--- What you are asked to do ---
Among the entries, find each line that includes the string "icon" and list it.

►

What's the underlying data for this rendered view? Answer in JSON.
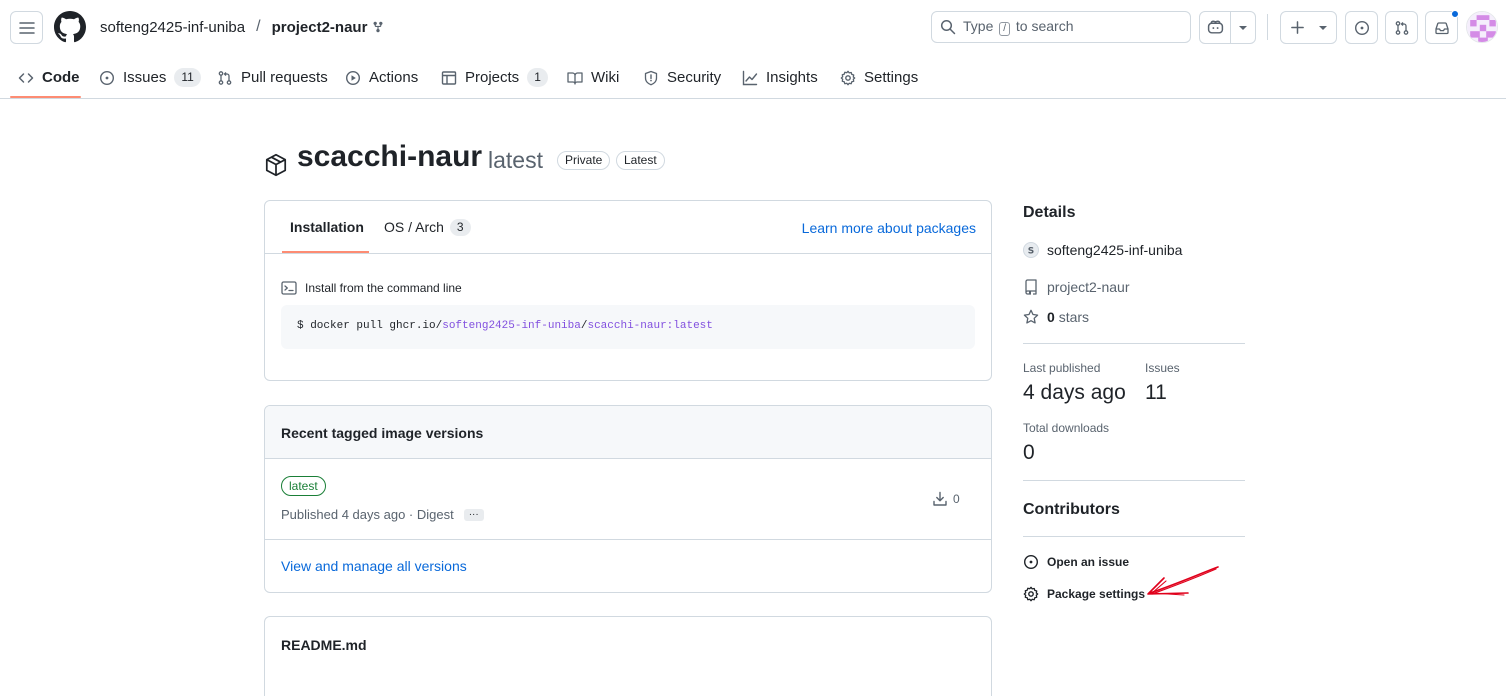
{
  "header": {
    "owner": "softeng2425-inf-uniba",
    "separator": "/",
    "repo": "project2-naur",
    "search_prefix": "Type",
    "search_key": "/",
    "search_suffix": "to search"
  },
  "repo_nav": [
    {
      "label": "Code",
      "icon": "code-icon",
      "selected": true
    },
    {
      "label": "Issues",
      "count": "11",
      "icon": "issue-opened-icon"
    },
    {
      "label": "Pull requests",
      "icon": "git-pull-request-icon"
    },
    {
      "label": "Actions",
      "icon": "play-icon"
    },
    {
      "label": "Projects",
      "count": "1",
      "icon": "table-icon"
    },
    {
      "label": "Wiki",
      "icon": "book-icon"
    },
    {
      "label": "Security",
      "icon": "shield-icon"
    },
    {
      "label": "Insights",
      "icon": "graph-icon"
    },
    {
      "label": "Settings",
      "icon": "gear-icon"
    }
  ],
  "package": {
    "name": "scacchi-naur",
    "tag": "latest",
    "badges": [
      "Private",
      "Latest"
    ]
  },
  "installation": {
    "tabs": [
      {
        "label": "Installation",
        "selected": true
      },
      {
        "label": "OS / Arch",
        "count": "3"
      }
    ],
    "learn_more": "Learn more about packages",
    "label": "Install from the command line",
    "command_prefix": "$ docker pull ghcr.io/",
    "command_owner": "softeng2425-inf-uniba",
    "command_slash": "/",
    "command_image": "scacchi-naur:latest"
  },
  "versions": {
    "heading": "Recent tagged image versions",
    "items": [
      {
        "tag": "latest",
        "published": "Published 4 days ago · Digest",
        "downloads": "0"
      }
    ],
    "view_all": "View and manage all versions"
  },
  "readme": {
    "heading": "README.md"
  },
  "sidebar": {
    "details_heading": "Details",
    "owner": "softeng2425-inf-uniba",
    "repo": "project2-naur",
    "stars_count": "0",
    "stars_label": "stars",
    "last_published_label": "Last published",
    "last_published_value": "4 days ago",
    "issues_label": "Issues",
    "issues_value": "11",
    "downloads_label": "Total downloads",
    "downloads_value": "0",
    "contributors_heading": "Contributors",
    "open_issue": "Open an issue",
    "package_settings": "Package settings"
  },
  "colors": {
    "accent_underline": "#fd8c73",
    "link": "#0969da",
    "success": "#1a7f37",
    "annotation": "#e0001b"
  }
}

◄
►

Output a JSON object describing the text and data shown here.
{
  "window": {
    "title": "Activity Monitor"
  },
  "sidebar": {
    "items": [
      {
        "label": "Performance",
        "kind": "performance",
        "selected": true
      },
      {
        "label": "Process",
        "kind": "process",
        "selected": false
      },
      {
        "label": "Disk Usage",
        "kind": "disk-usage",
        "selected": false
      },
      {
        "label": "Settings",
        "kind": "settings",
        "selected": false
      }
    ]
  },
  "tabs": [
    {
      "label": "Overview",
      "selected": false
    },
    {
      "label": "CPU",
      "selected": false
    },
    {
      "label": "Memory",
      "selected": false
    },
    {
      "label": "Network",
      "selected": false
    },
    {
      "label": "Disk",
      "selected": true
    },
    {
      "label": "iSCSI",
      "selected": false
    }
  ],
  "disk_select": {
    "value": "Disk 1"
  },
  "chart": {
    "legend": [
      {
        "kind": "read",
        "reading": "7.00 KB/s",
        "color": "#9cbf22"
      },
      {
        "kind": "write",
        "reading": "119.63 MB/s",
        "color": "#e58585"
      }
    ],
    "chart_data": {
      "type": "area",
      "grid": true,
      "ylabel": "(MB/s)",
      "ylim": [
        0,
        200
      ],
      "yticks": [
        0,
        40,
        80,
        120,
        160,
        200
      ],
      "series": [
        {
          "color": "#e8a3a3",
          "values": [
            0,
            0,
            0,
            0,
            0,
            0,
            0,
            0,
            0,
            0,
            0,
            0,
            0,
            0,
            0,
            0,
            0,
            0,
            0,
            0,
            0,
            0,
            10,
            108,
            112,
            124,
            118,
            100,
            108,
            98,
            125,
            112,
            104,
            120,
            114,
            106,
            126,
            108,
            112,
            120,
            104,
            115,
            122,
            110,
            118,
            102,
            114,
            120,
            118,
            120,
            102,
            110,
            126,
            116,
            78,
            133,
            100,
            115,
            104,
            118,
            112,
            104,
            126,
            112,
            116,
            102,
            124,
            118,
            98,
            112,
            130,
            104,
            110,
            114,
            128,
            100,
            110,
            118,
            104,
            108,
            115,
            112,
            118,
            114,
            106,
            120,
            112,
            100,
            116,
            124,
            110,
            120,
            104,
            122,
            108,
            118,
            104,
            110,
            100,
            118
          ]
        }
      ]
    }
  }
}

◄
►

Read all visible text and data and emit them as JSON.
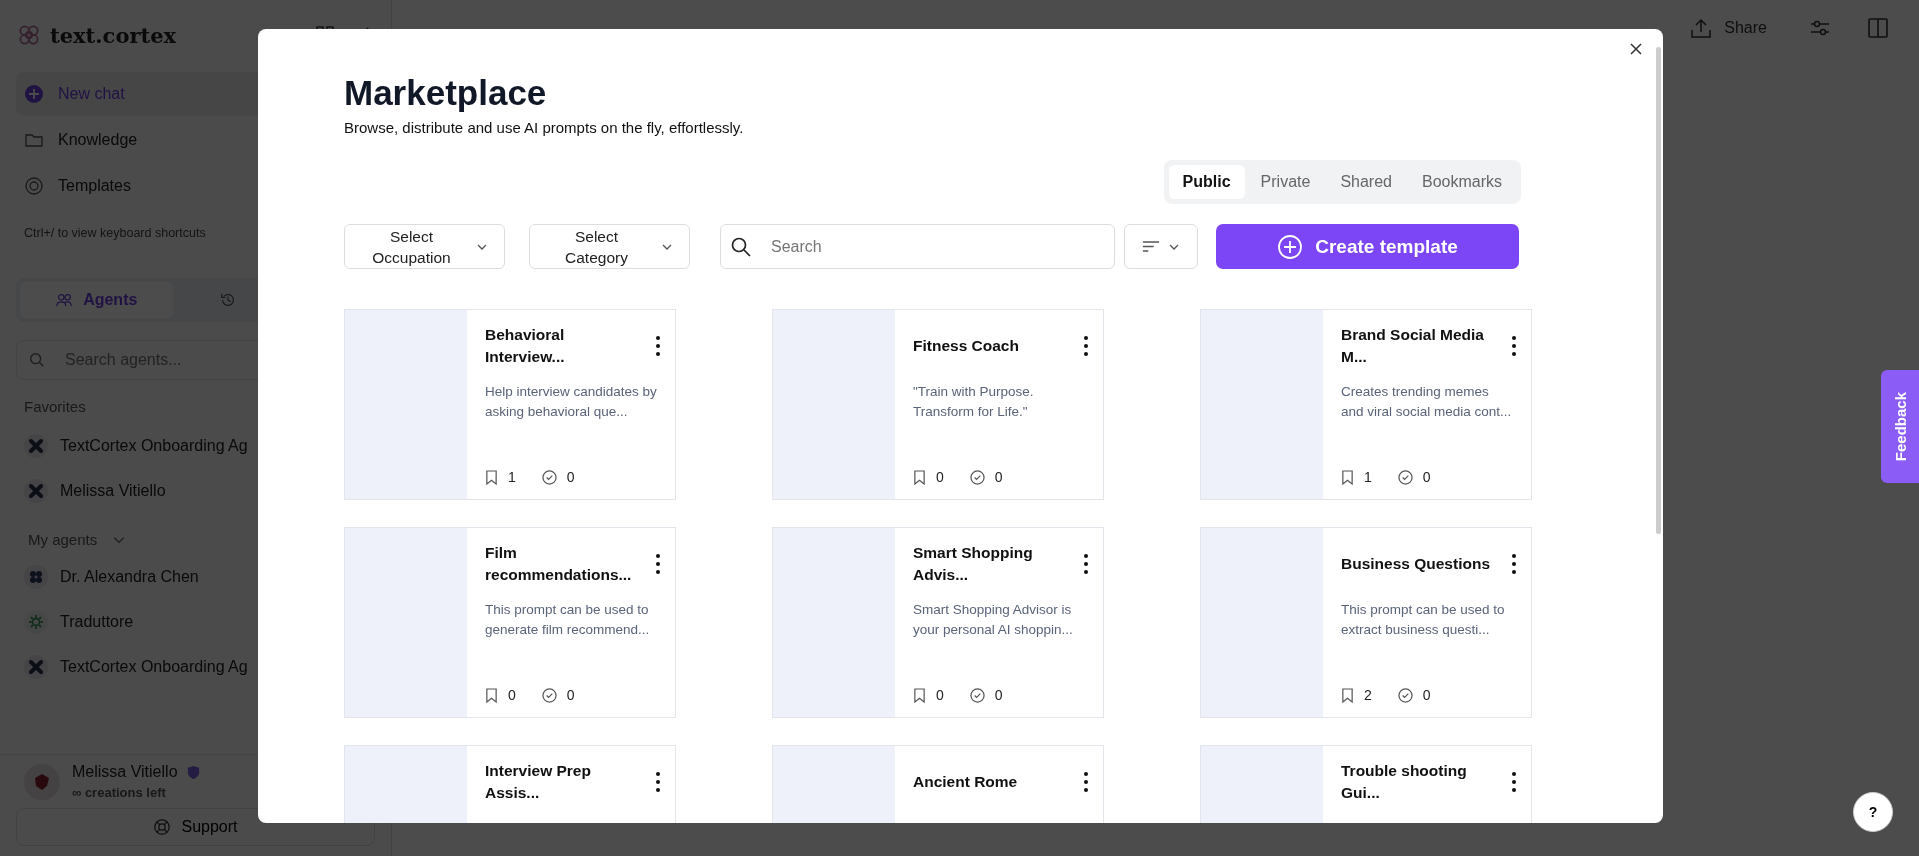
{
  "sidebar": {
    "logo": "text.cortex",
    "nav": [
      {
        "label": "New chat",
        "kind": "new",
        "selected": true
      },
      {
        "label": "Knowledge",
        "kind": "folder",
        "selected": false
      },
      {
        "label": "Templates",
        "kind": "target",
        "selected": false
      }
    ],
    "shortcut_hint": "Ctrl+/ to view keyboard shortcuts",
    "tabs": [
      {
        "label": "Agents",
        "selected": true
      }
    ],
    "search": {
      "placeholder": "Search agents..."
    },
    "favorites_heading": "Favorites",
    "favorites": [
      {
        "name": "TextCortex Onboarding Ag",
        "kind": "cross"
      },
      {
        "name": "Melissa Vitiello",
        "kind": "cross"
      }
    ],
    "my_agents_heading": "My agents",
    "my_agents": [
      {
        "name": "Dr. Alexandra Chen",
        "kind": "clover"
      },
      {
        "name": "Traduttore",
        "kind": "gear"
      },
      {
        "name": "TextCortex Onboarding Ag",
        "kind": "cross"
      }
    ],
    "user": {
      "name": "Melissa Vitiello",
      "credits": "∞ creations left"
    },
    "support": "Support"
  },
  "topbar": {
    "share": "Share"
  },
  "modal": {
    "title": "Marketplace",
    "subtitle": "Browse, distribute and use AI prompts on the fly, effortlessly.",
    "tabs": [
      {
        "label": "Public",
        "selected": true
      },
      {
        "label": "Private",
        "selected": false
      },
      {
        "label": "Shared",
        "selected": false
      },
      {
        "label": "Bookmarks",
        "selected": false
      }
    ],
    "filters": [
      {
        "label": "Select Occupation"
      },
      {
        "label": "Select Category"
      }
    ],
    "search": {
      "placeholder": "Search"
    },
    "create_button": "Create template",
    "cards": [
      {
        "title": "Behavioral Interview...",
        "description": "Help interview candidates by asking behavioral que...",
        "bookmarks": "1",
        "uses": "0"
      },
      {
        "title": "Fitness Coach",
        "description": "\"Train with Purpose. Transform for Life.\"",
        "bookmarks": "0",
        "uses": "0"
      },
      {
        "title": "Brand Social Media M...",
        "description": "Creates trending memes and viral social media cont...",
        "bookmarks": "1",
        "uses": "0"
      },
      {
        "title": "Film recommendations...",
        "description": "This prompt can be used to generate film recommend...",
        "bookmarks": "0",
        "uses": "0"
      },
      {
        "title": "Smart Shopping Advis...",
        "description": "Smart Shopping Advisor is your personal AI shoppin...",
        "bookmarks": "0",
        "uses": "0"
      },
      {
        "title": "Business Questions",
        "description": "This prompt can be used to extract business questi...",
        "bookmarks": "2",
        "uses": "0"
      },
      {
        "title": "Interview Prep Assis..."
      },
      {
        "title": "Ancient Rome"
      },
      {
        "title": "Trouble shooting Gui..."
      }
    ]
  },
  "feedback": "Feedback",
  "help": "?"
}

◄

--- Your solution ---
      "icon": "code-icon",
      "icon": "issue-opened-icon"
      "icon": "git-pull-request-icon"
      "icon": "play-icon"
      "icon": "table-icon"
      "icon": "book-icon"
      "icon": "shield-icon"
      "icon": "graph-icon"
      "icon": "gear-icon"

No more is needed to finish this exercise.